Dana Schutz is one of the artists with work on display. Somewhere within the gallery hangs Open Casket, an abstracted image of Till, drawn from the image reproduced in Jet. If the horror of the photograph comes from the distortion it depicts, the fact that the son Mamie buried looked nothing like the son she knew, then the horror of the painting comes from the fact that Schutz has rendered him again unrecognisable.
There have been calls for the painting’s removal, as of yet unsuccessful. Hannah Black’s open letter to the Whitney is eloquent, moving, and worth reading.
I, a Polynesian woman, have little to add to Till’s narrative. But there are things we can draw from that of Open Casket. What I want to ask is how does history inform the present, how does it construct the present, and who has the right to represent it? Images are loaded. Whispering sweet nothings into the present’s ear, they present the opportunity to hijack history.
In 2015, Jono Rotman’s large format studio portraits of Mongrel Mob members were exhibited at the City Gallery Wellington. They represent a different kind of distortion, closer to home. Search his work online and you’ll get headlines like “These Stunning Photos of New Zealand’s Largest Gang Will Give You Sleepless Nights”; “New Zealand’s Most Notorious Gang Pose For Photos That Will Make You Quiver”; “Staring Death In The Face”.
Gangs act as a collective way of defining your existence, when as an individual, or minority group, you are otherwise denied that autonomy. They do bad things. They do good things. They are built out of urbanisation and migration. They are attempts to build community. They are acts of imperial resistance. They have many histories. They are easily sensationalised.
Rotman hoped that his audience would be “forced to consider each man in person and consider deeply the forces that made him.” Schutz claimed art as “a space for empathy, a vehicle for connection. I don’t believe that people can ever really know what it is like to be someone else (I will never know the fear that black parents may have) but neither are we all completely unknowable.” Rotman and Schutz both display, I think, a kind of knowingness — or maybe a wilful ignorance — of the nature of their audience: it is them.
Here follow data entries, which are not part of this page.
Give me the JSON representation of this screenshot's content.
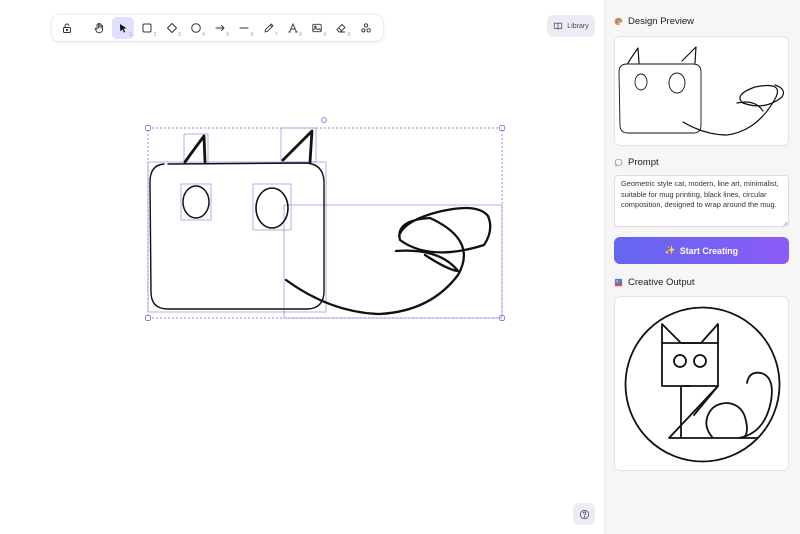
{
  "toolbar": {
    "tools": [
      {
        "name": "lock",
        "num": ""
      },
      {
        "name": "hand",
        "num": ""
      },
      {
        "name": "selection",
        "num": "1"
      },
      {
        "name": "rectangle",
        "num": "2"
      },
      {
        "name": "diamond",
        "num": "3"
      },
      {
        "name": "ellipse",
        "num": "4"
      },
      {
        "name": "arrow",
        "num": "5"
      },
      {
        "name": "line",
        "num": "6"
      },
      {
        "name": "draw",
        "num": "7"
      },
      {
        "name": "text",
        "num": "8"
      },
      {
        "name": "image",
        "num": "9"
      },
      {
        "name": "eraser",
        "num": "0"
      },
      {
        "name": "more-tools",
        "num": ""
      }
    ],
    "active_tool": "selection"
  },
  "library": {
    "label": "Library",
    "icon": "book-icon"
  },
  "help": {
    "icon": "question-circle-icon"
  },
  "panel": {
    "design_preview_title": "Design Preview",
    "prompt_title": "Prompt",
    "prompt_text": "Geometric style cat, modern, line art, minimalist, suitable for mug printing, black lines, circular composition, designed to wrap around the mug.",
    "start_button_label": "Start Creating",
    "start_button_icon": "✨",
    "creative_output_title": "Creative Output"
  },
  "colors": {
    "accent_start": "#6366f1",
    "accent_end": "#8b5cf6",
    "selection": "#6965db",
    "active_tool_bg": "#e0dfff"
  }
}
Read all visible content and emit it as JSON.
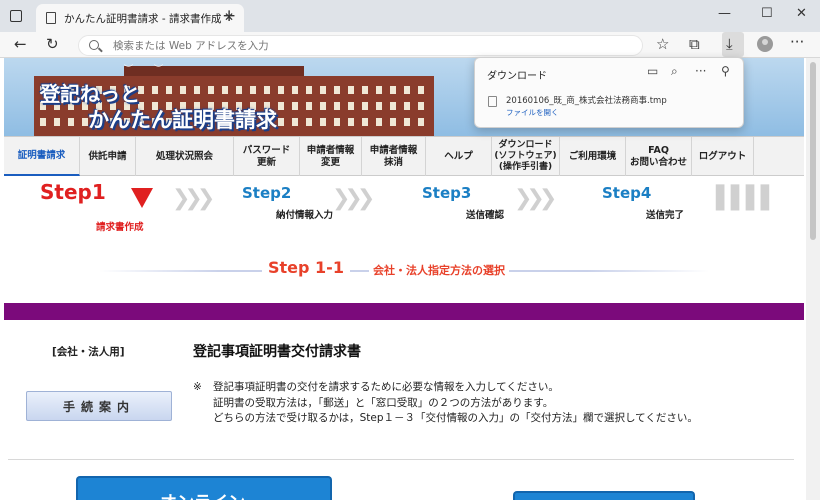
{
  "browser": {
    "tab_title": "かんたん証明書請求 - 請求書作成",
    "tab_close": "✕",
    "new_tab": "+",
    "window_controls": {
      "minimize": "—",
      "maximize": "☐",
      "close": "✕"
    },
    "nav": {
      "back": "←",
      "reload": "↻"
    },
    "address_placeholder": "検索または Web アドレスを入力",
    "toolbar_icons": [
      "favorites-star-icon",
      "collections-icon",
      "download-icon",
      "profile-avatar-icon",
      "more-menu-icon"
    ],
    "toolbar_glyphs": {
      "favorites": "☆",
      "collections": "⧉",
      "download": "⤓",
      "more": "···"
    }
  },
  "downloads": {
    "title": "ダウンロード",
    "icons": {
      "folder": "▭",
      "search": "⌕",
      "more": "···",
      "pin": "⚲"
    },
    "file_name": "20160106_既_商_株式会社法務商事.tmp",
    "open_link": "ファイルを開く"
  },
  "banner": {
    "logo_line1": "登記ねっと",
    "logo_line2": "かんたん証明書請求"
  },
  "navbar": {
    "items": [
      {
        "label": "証明書請求",
        "active": true
      },
      {
        "label": "供託申請"
      },
      {
        "label": "処理状況照会"
      },
      {
        "label": "パスワード\n更新"
      },
      {
        "label": "申請者情報\n変更"
      },
      {
        "label": "申請者情報\n抹消"
      },
      {
        "label": "ヘルプ"
      },
      {
        "label": "ダウンロード\n(ソフトウェア)\n(操作手引書)"
      },
      {
        "label": "ご利用環境"
      },
      {
        "label": "FAQ\nお問い合わせ"
      },
      {
        "label": "ログアウト"
      }
    ]
  },
  "steps": [
    {
      "label": "Step1",
      "sub": "請求書作成",
      "current": true
    },
    {
      "label": "Step2",
      "sub": "納付情報入力"
    },
    {
      "label": "Step3",
      "sub": "送信確認"
    },
    {
      "label": "Step4",
      "sub": "送信完了"
    }
  ],
  "section": {
    "step": "Step 1-1",
    "name": "会社・法人指定方法の選択"
  },
  "form": {
    "category": "[会社・法人用]",
    "title": "登記事項証明書交付請求書",
    "guide_button": "手続案内",
    "note_mark": "※",
    "notes": [
      "登記事項証明書の交付を請求するために必要な情報を入力してください。",
      "証明書の受取方法は，「郵送」と「窓口受取」の２つの方法があります。",
      "どちらの方法で受け取るかは，Step１－３「交付情報の入力」の「交付方法」欄で選択してください。"
    ],
    "online_button": "オンライン"
  },
  "colors": {
    "accent_blue": "#1d84d4",
    "step_red": "#e02020",
    "section_red": "#e8412a",
    "purple_bar": "#7b0a7b"
  }
}
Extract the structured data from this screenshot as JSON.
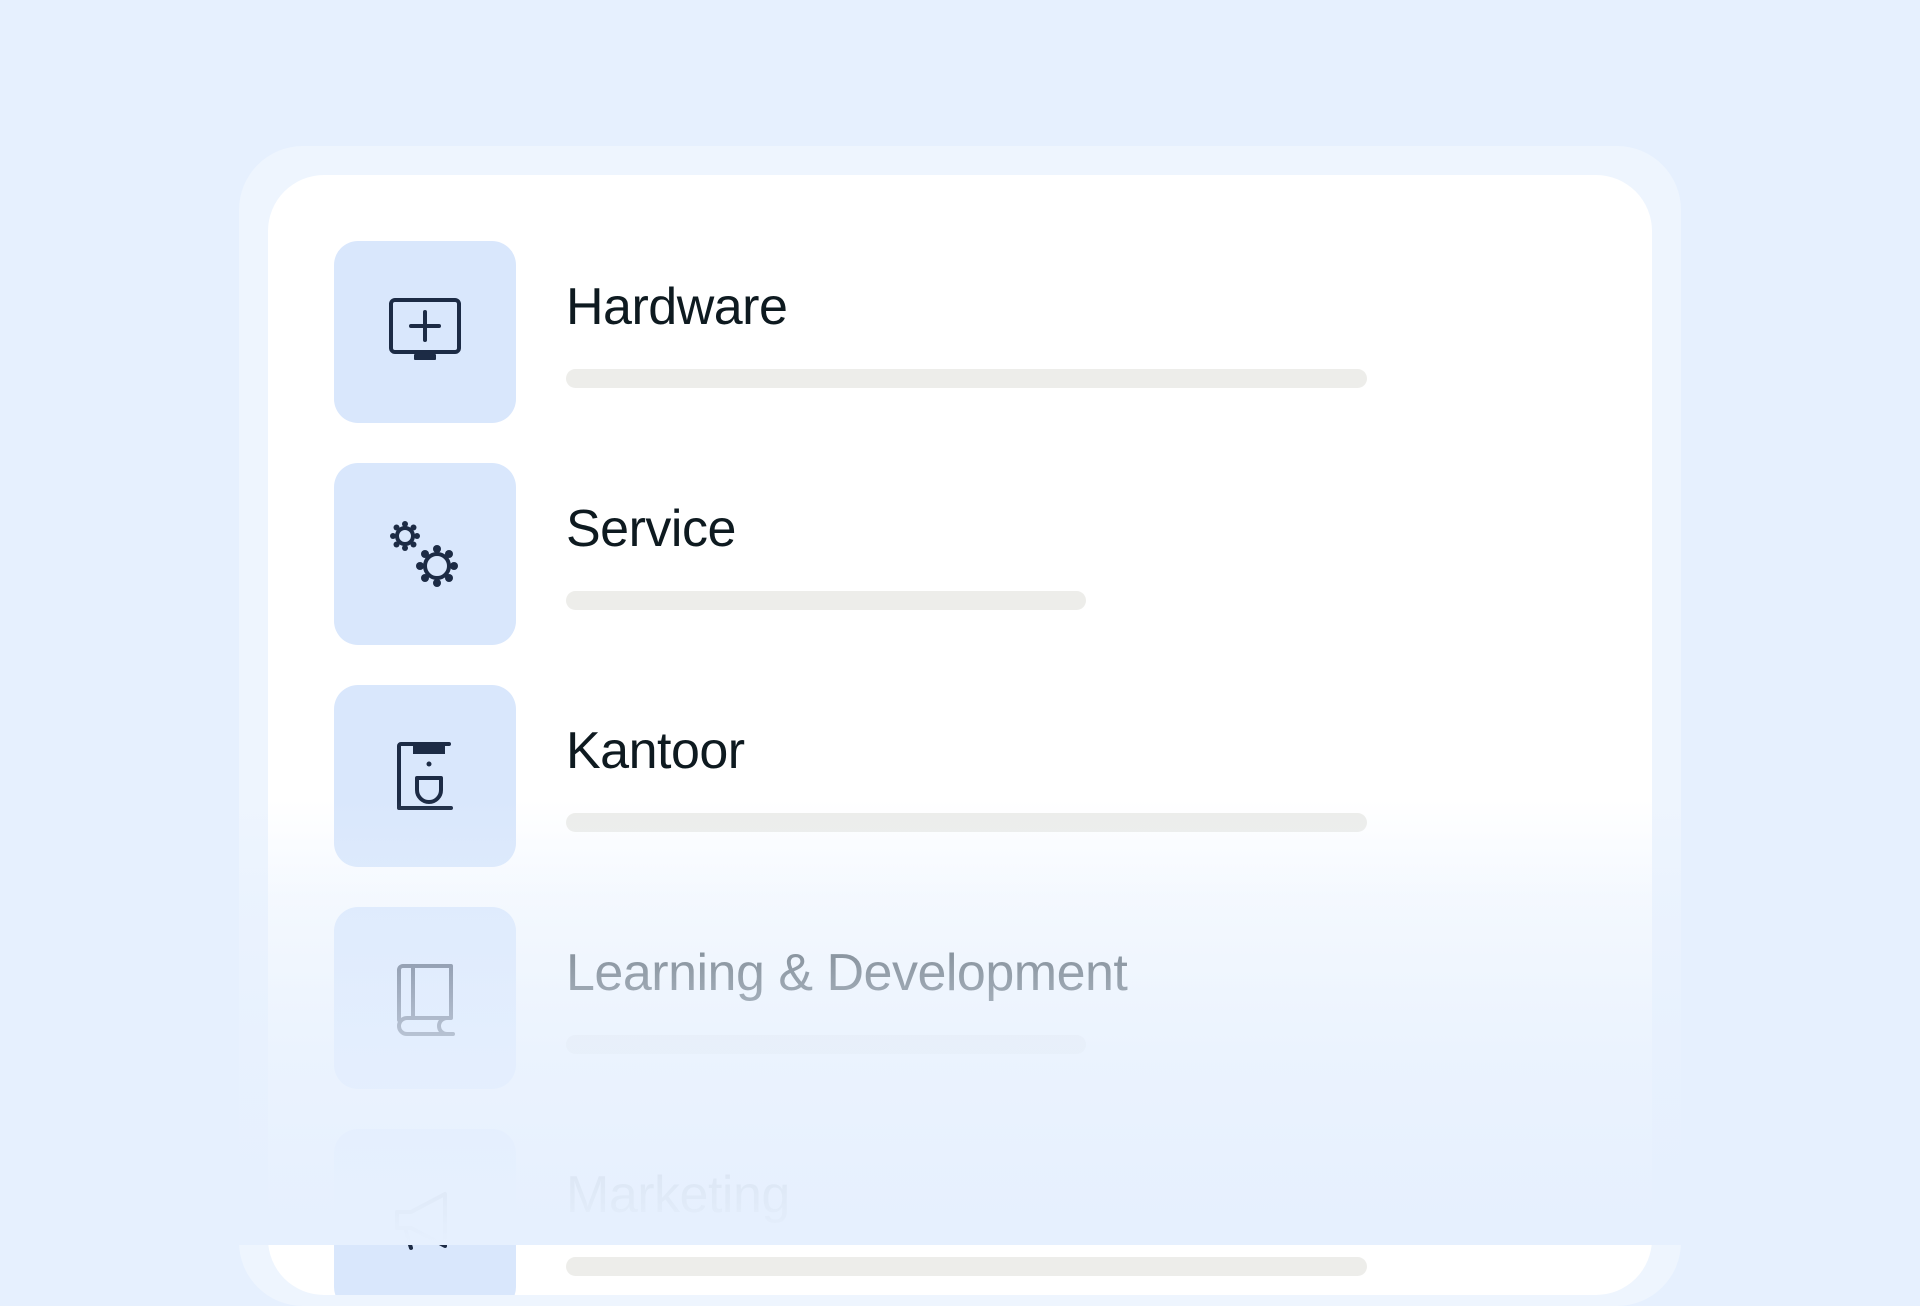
{
  "colors": {
    "background": "#e6f0fe",
    "panel": "#ffffff",
    "icon_tile": "#d9e7fc",
    "icon_stroke": "#1c2b45",
    "label_text": "#0e1a20",
    "bar": "#ededea"
  },
  "categories": [
    {
      "label": "Hardware",
      "icon": "monitor-plus-icon"
    },
    {
      "label": "Service",
      "icon": "gears-icon"
    },
    {
      "label": "Kantoor",
      "icon": "coffee-machine-icon"
    },
    {
      "label": "Learning & Development",
      "icon": "book-icon"
    },
    {
      "label": "Marketing",
      "icon": "megaphone-icon"
    }
  ]
}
It is white. It is loud. And it denies their subjects a voice by speaking right over them.